Brett Smith for redOrbit.com – Your Universe Online
A new international poll from the National Sleep Foundation (NSF) found stark differences in sleeping habits among residents of the United States, Canada, Mexico, the United Kingdom, Germany and Japan for people between the ages of 25 and 55 years old.
While the Americans and Japanese in the study reported having the least amount of sleep during the week on average, Canadians and Mexicans reported the most, at just over seven hours per weeknight.
“As the first international public opinion poll on sleep, the National Sleep Foundation 2013 Bedroom Poll makes an important contribution to the field,” said Namni Goel, an associate professor of psychology at the University of Pennsylvania and a member of the NSF 2013 International Bedroom Poll expert panel.
“Although we know that everyone sleeps, the rather remarkable cultural differences within this universal experience have not been adequately explored.
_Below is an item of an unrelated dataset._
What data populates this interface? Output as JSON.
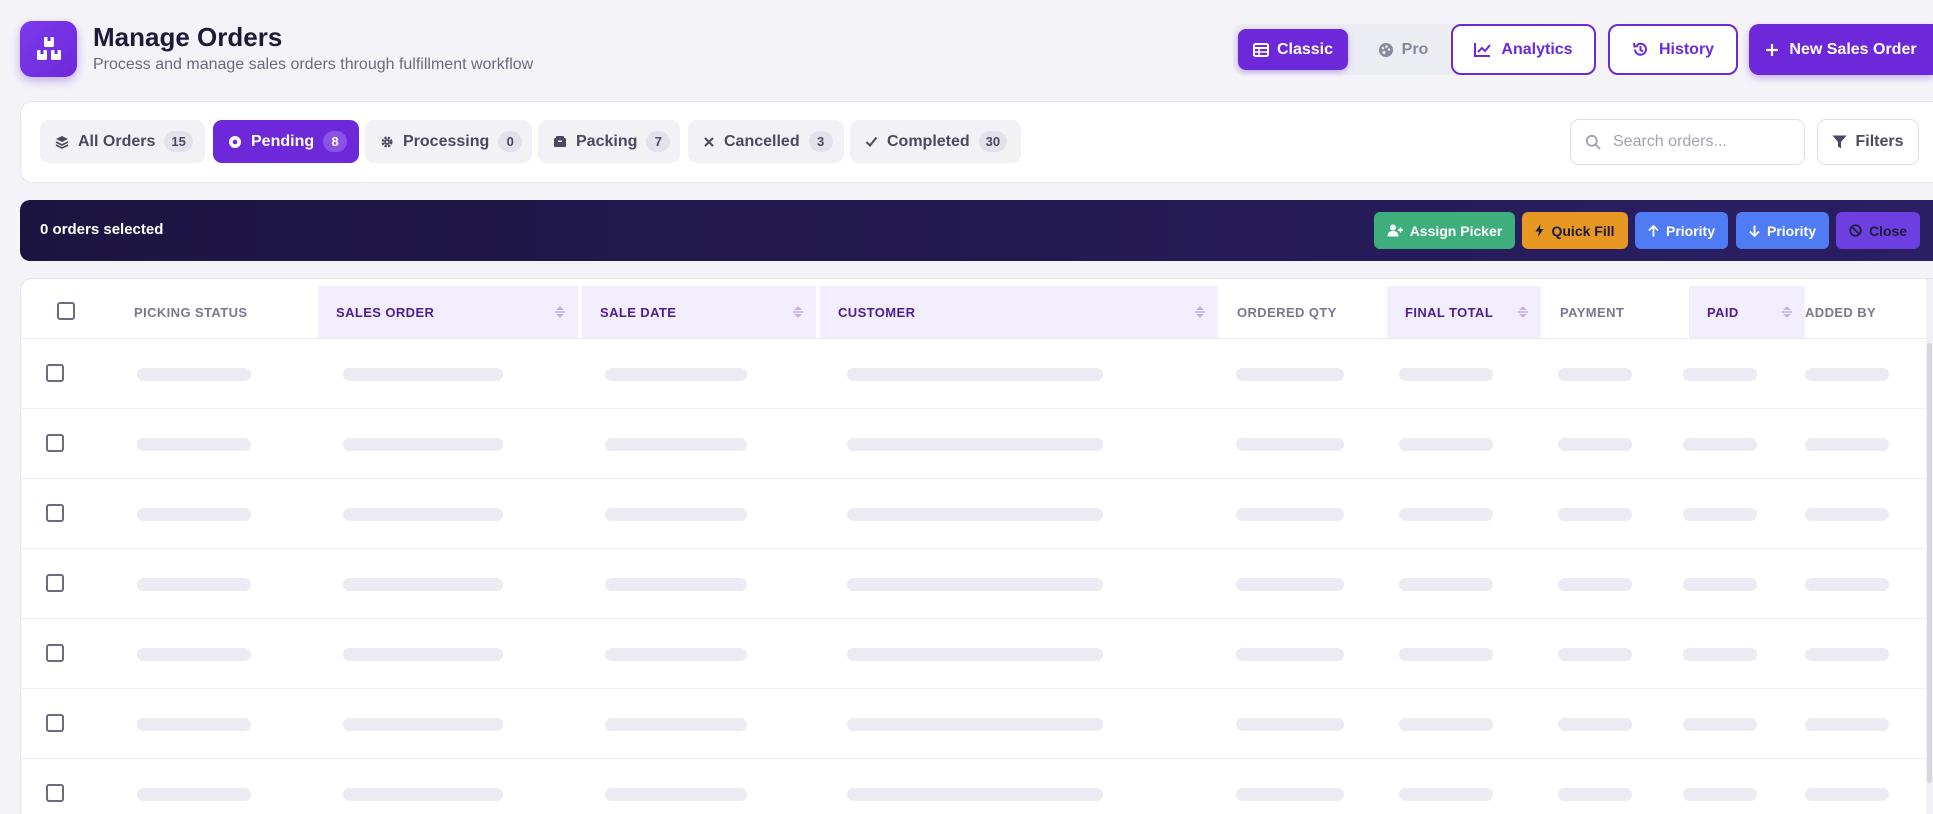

It is NSF’s hope that this initial poll will inspire more research on this critical yet understudied topic.”
The survey suggested that most people around the world – from the western Pacific to North America to Europe – are not getting enough sleep. Less than one-half of people in Mexico, the United States, Canada, the United Kingdom and Germany report getting a good night’s sleep every night or almost every night on weeknights. Just over half of Japanese participants, 54 percent, said they consistently get a good night’s sleep.
When participants were asked if they rarely or never get a good night’s sleep during the week, the results were more worrisome – with about one-fourth of those in the UK, US or Canada admitting they rarely or never do. About one-in-ten Mexicans said they rarely or never get a good night’s sleep during the week.
“It is important to look at cultural differences in sleep, and not always to assume a U.S. focus,” said Jan Born, a professor of behavioral neuroscience at the University of Tübingen, Germany and a member of the NSF panel. “Sleep is deeply inter-connected with health and performance, but it is often overlooked by researchers. This poll shows intriguing cultural variations on how we tackle this nightly, biological ritual.”
“This groundbreaking poll suggests that chronic sleep deprivation is a significant global health problem,” added panel member Russell Rosenberg, a director at NeuroTrials Research and former NSF chairman. “The National Sleep Foundation International Bedroom Poll compels us to conduct more research and devise unique solutions to get everyone to take sleep seriously. Relax, turn off the mobile phone and TV, and create a more pleasant bed time routine. Setting the stage for good sleep can change your life.”
Most survey participants said the smell of their bedroom has a major role in making them feel relaxed at bedtime. Seventy-eight percent or more of all participants said a pleasant bedroom smell makes them feel more relaxed. A majority of all participants said they take steps to give their bedroom a pleasant smell.
“Studies have shown that scent plays a powerful role in relaxation and memory-building,” said David Cloud, National Sleep Foundation CEO. “Having a pleasant scent and a relaxing bedroom routine can contribute to a good night’s sleep. No matter what your nationality, you will spend about a third of your life in bed. Fresh air and a pleasant scent are great ways to improve your sleep experience.”